On a broader level, transparency to the public has its limits. It is one thing to say that the public should know about secret, illegal government programs. It is quite another to say that accountability means every single email related to a political campaign should be widely available. During the Cuban Missile Crisis, John F. Kennedy and his cabinet had thirteen days of secret talks to manage the situation, isolated from public scrutiny but guided by their fundamental desire to avoid the loss of American life. A level of discretion and secrecy is often needed for the United States to effectively manage top-level foreign and military affairs. There are often issues that the public is distanced from by nature of us living in a democratic republic. Governments are not monolithic either. They are composed of institutions which check and keep an eye on each other, and those institutions are composed of regular citizens like anyone else. Governments first and foremost have the responsibility to provide for national security to protect the individual liberties of its citizens. That is, fundamentally, the purpose of liberal democracies.

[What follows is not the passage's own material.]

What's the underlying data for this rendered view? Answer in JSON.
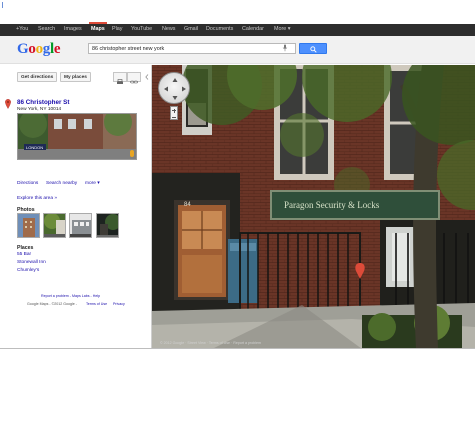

Wikileaks and Assange, although guided by the missoin of acting in the interest of the public, seem to care only about transparency, regardless of the cost on a nation’s security and the privacy and liberty of its citizens.